The vote was also marred by an overwhelming boycott by the Serb minority, under orders from Belgrade not to legitimise a parliament threatening to declare independence within weeks.
Steve Schuck, a retired US army officer who is the deputy head of the UN mission in Kosovo (Unmik), told Al Jazeera that Serbs were being prevented from choosing the institutions that will represent them.
“I am disappointed by all the intimidation and humiliation which is keeping Serbs away from here,” he said.
With independence expected to declared in the near future, Schuck said: “If there has ever been a critical time for Kosovan Serbs to vote, it is now.”
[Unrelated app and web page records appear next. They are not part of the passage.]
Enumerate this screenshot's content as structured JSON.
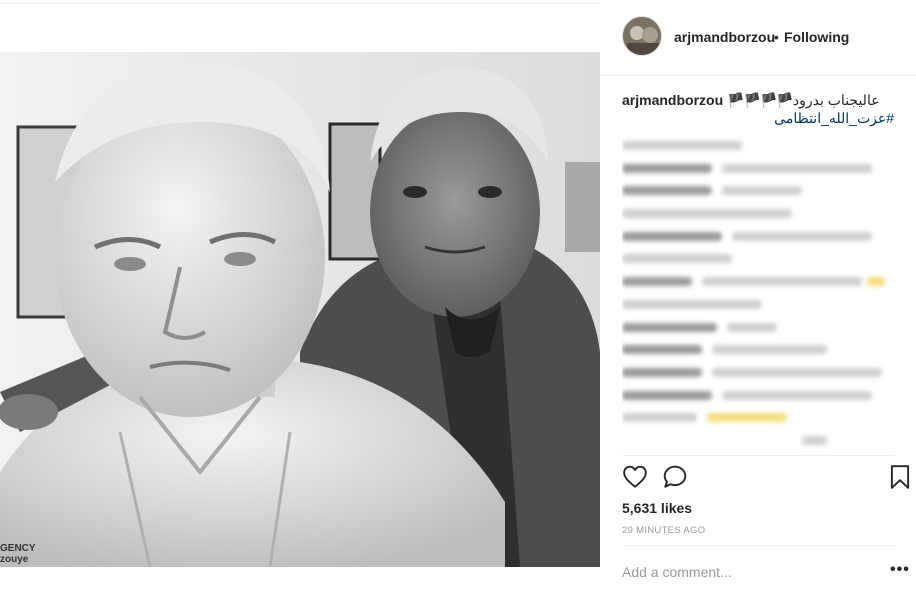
{
  "post": {
    "author": "arjmandborzou",
    "follow_state": "Following",
    "separator": "•",
    "caption": {
      "user": "arjmandborzou",
      "text": "عالیجناب بدرود",
      "flags": "🏴🏴🏴🏴",
      "hashtag": "#عزت_الله_انتظامی"
    },
    "likes": "5,631 likes",
    "time_ago": "29 MINUTES AGO",
    "add_comment_placeholder": "Add a comment...",
    "more_glyph": "•••",
    "photo_watermark_line1": "GENCY",
    "photo_watermark_line2": "zouye"
  },
  "icons": {
    "like": "heart-icon",
    "comment": "comment-icon",
    "save": "bookmark-icon",
    "more": "more-options-icon"
  },
  "colors": {
    "hashtag": "#003569",
    "text": "#262626",
    "muted": "#999999",
    "divider": "#efefef"
  }
}
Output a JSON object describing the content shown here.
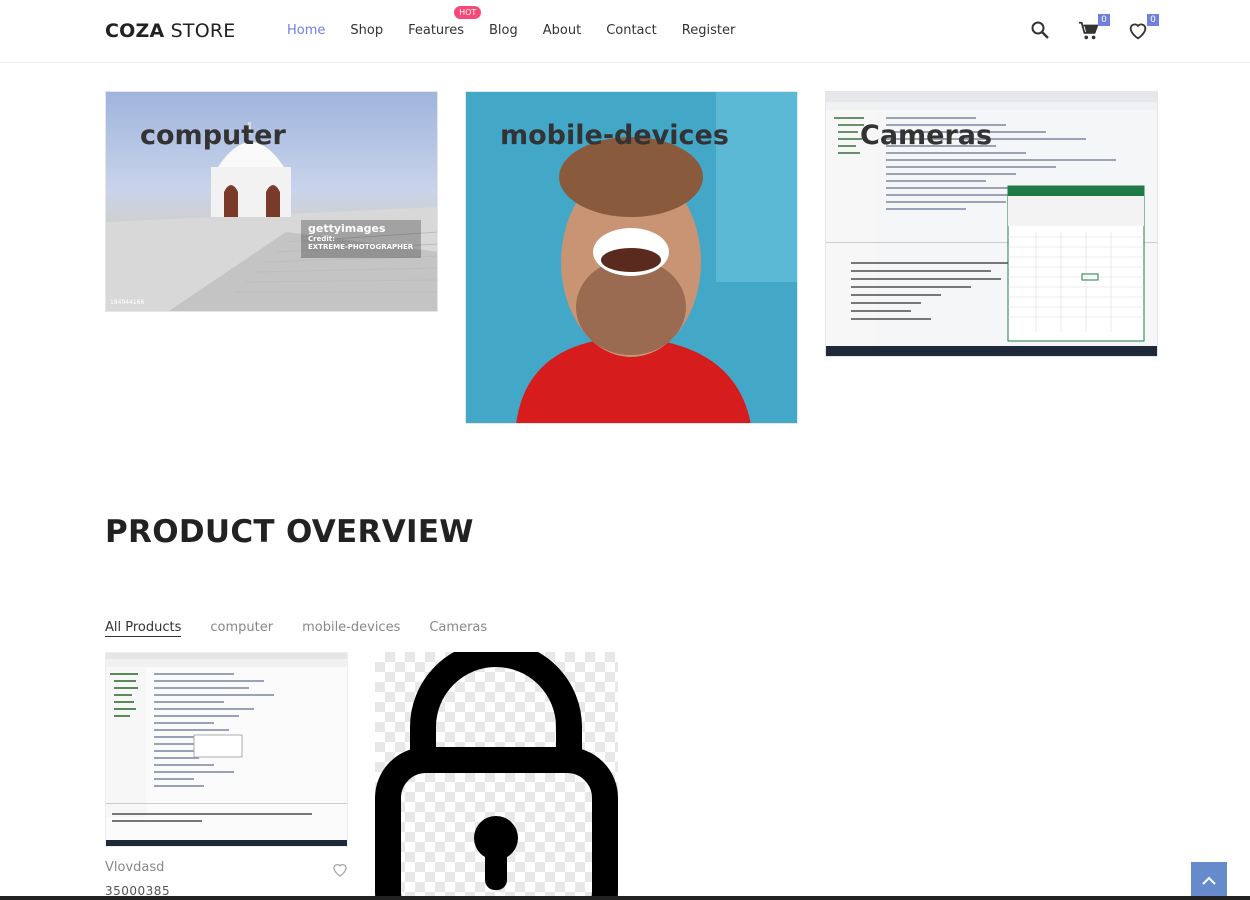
{
  "header": {
    "logo_bold": "COZA",
    "logo_rest": " STORE",
    "nav": [
      {
        "label": "Home"
      },
      {
        "label": "Shop"
      },
      {
        "label": "Features"
      },
      {
        "label": "Blog"
      },
      {
        "label": "About"
      },
      {
        "label": "Contact"
      },
      {
        "label": "Register"
      }
    ],
    "hot_badge": "HOT",
    "cart_count": "0",
    "wishlist_count": "0",
    "accent_color": "#717fe0"
  },
  "banners": [
    {
      "label": "computer",
      "image_credit_brand": "gettyimages",
      "image_credit_line1": "Credit:",
      "image_credit_line2": "EXTREME-PHOTOGRAPHER",
      "image_id": "184944166"
    },
    {
      "label": "mobile-devices"
    },
    {
      "label": "Cameras"
    }
  ],
  "section": {
    "title": "PRODUCT OVERVIEW",
    "filters": [
      {
        "label": "All Products"
      },
      {
        "label": "computer"
      },
      {
        "label": "mobile-devices"
      },
      {
        "label": "Cameras"
      }
    ]
  },
  "products": [
    {
      "name": "Vlovdasd",
      "price": "35000385",
      "image": "code-editor-screenshot"
    },
    {
      "image": "lock-icon"
    }
  ]
}
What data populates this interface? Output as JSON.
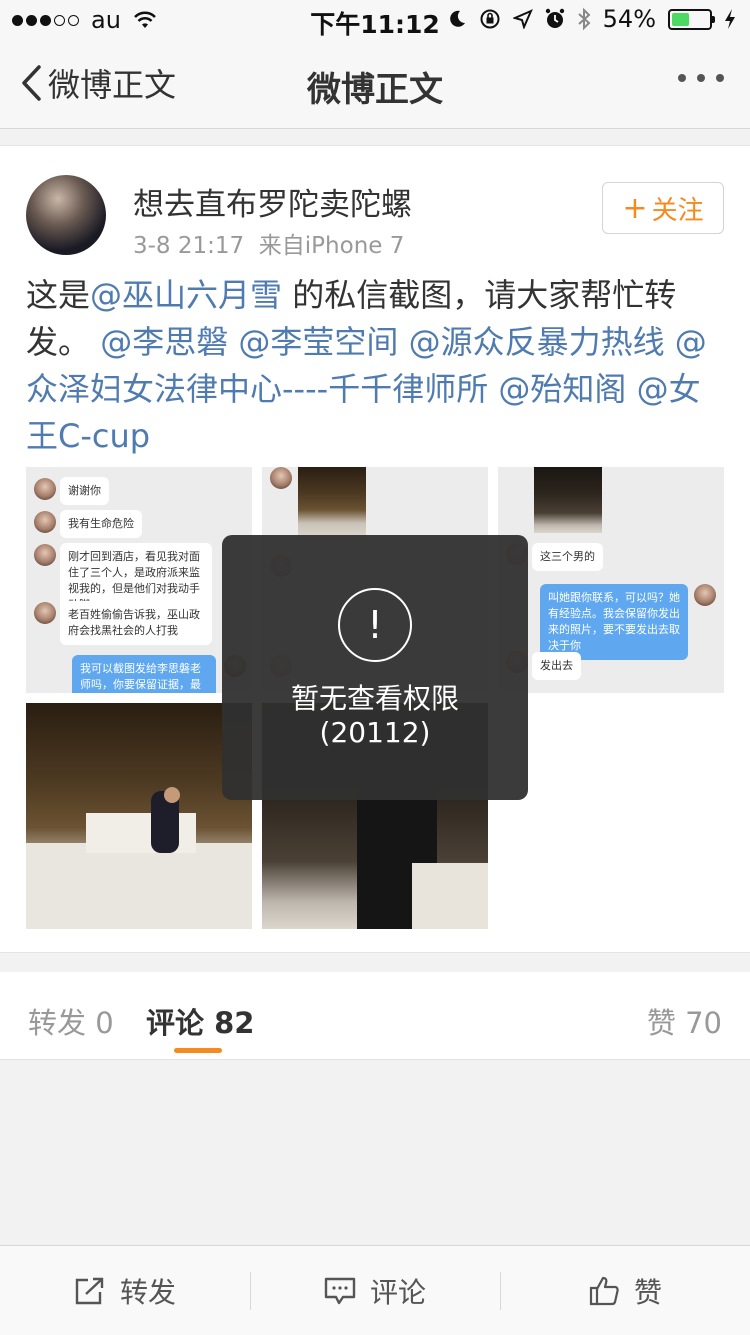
{
  "status_bar": {
    "carrier": "au",
    "time": "下午11:12",
    "battery_percent": "54%",
    "battery_level": 0.54,
    "icons": [
      "signal-dots",
      "wifi-icon",
      "moon-icon",
      "rotation-lock-icon",
      "location-icon",
      "alarm-icon",
      "bluetooth-icon",
      "battery-icon",
      "charging-icon"
    ]
  },
  "nav": {
    "back_label": "微博正文",
    "title": "微博正文"
  },
  "post": {
    "username": "想去直布罗陀卖陀螺",
    "date": "3-8 21:17",
    "source": "来自iPhone 7",
    "follow_label": "关注",
    "follow_plus": "+",
    "text_segments": [
      {
        "text": "这是",
        "mention": false
      },
      {
        "text": "@巫山六月雪",
        "mention": true
      },
      {
        "text": " 的私信截图，请大家帮忙转发。 ",
        "mention": false
      },
      {
        "text": "@李思磐",
        "mention": true
      },
      {
        "text": " ",
        "mention": false
      },
      {
        "text": "@李莹空间",
        "mention": true
      },
      {
        "text": " ",
        "mention": false
      },
      {
        "text": "@源众反暴力热线",
        "mention": true
      },
      {
        "text": " ",
        "mention": false
      },
      {
        "text": "@众泽妇女法律中心----千千律师所",
        "mention": true
      },
      {
        "text": " ",
        "mention": false
      },
      {
        "text": "@殆知阁",
        "mention": true
      },
      {
        "text": " ",
        "mention": false
      },
      {
        "text": "@女王C-cup",
        "mention": true
      }
    ],
    "photo1_bubbles": [
      "谢谢你",
      "我有生命危险",
      "刚才回到酒店，看见我对面住了三个人，是政府派来监视我的，但是他们对我动手动脚",
      "老百姓偷偷告诉我，巫山政府会找黑社会的人打我",
      "我可以截图发给李思磐老师吗，你要保留证据，最好有录像或者照片，人身安全最重要"
    ],
    "photo3_bubbles": [
      "这三个男的",
      "叫她跟你联系，可以吗？她有经验点。我会保留你发出来的照片，要不要发出去取决于你",
      "发出去"
    ]
  },
  "toast": {
    "icon": "!",
    "message": "暂无查看权限",
    "code": "(20112)"
  },
  "tabs": {
    "repost": "转发 0",
    "comment": "评论 82",
    "like": "赞 70"
  },
  "toolbar": {
    "repost": "转发",
    "comment": "评论",
    "like": "赞"
  }
}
There were no voters in nearby Leshak when the UN team arrived at about midday.
On the eve of the election, the home of a Serbian politician in the north was targeted in a Molotov cocktail attack, Veton Elshani, a police spokesman, said.
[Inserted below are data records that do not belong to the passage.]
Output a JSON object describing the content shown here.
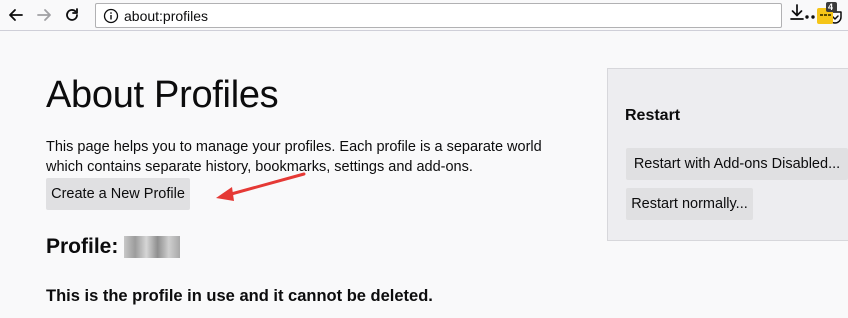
{
  "browser": {
    "url": "about:profiles",
    "extension_badge": "4"
  },
  "page": {
    "title": "About Profiles",
    "description": "This page helps you to manage your profiles. Each profile is a separate world which contains separate history, bookmarks, settings and add-ons.",
    "create_button": "Create a New Profile",
    "profile_heading": "Profile:",
    "in_use_note": "This is the profile in use and it cannot be deleted."
  },
  "restart": {
    "title": "Restart",
    "addons_disabled_button": "Restart with Add-ons Disabled...",
    "normal_button": "Restart normally..."
  },
  "colors": {
    "annotation_arrow": "#e53935",
    "badge": "#f5c518"
  }
}
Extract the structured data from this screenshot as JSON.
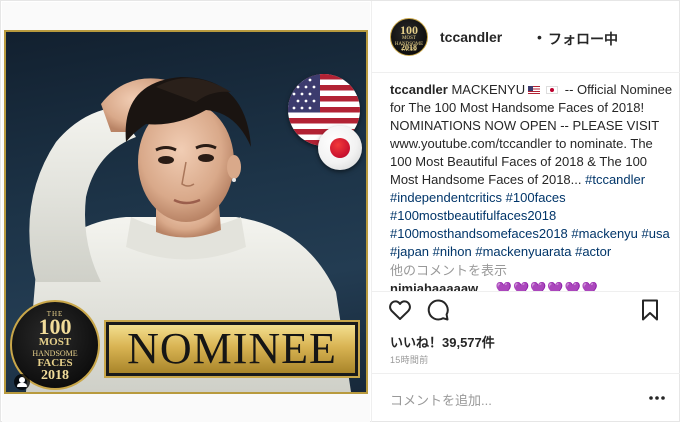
{
  "post": {
    "image": {
      "badge": {
        "the": "THE",
        "number": "100",
        "most": "MOST",
        "handsome": "HANDSOME",
        "faces": "FACES",
        "year": "2018"
      },
      "banner_text": "NOMINEE",
      "flags": [
        "us-flag-icon",
        "japan-flag-icon"
      ]
    },
    "header": {
      "avatar": {
        "number": "100",
        "middle": "MOST HANDSOME FACES",
        "year": "2018"
      },
      "username": "tccandler",
      "separator": "•",
      "follow_status": "フォロー中"
    },
    "caption": {
      "username": "tccandler",
      "lead": "MACKENYU",
      "flags": [
        "us-flag-icon",
        "japan-flag-icon"
      ],
      "text": " -- Official Nominee for The 100 Most Handsome Faces of 2018! NOMINATIONS NOW OPEN -- PLEASE VISIT www.youtube.com/tccandler to nominate. The 100 Most Beautiful Faces of 2018 & The 100 Most Handsome Faces of 2018... ",
      "hashtags": [
        "#tccandler",
        "#independentcritics",
        "#100faces",
        "#100mostbeautifulfaces2018",
        "#100mosthandsomefaces2018",
        "#mackenyu",
        "#usa",
        "#japan",
        "#nihon",
        "#mackenyuarata",
        "#actor"
      ]
    },
    "view_more_comments": "他のコメントを表示",
    "comment_preview": {
      "username": "nimiahaaaaaw",
      "text": "💜💜💜💜💜💜"
    },
    "likes": "いいね！39,577件",
    "timestamp": "15時間前",
    "comment_placeholder": "コメントを追加...",
    "colors": {
      "hashtag": "#003569",
      "gold": "#c9a74a",
      "muted": "#999999",
      "text": "#262626"
    },
    "icons": [
      "heart-icon",
      "comment-icon",
      "bookmark-icon",
      "more-options-icon",
      "user-tag-icon"
    ]
  }
}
“The explosion damaged a car in the garage. We don’t know what is behind the attack,” he said.
Overall, turnout was modest among ethnic Albanians too, who have grown suspicious of political parties and unfulfilled promises of jobs and economic development.
Thaci, a former leader of the political wing of the KLA, had earlier pledged independence for Kosovo on Saturday.
|Al Jazeera in Kosovo|
“These elections are not about Kosovo’s status,” he said after casting his ballot.
“We will declare independence immediately after December 10.”
That is the date for a report by Russian, United States and European Union mediators on efforts to find a compromise between Serbia and Kosovo’s 90 percent ethnic Albanian majority.
Despite two negotiating sessions set for Brussels and Vienna in the coming week there is still no glimmer of a deal.
Kosovo has been run by Unmik since mid-1999 when a Nato offensive drove out forces loyal to Slobodan Milosevic, the late Yugoslav president, over a brutal crackdown on the KLA and its civilian supporters.
One hundred of the provincial assembly’s 120 seats were up for direct election, with the remainder reserved for Serbs and other minorities.
Around 150 observers from the Council of Europe and as many as 25,000 local monitors monitored the election for voting irregularities throughout the country.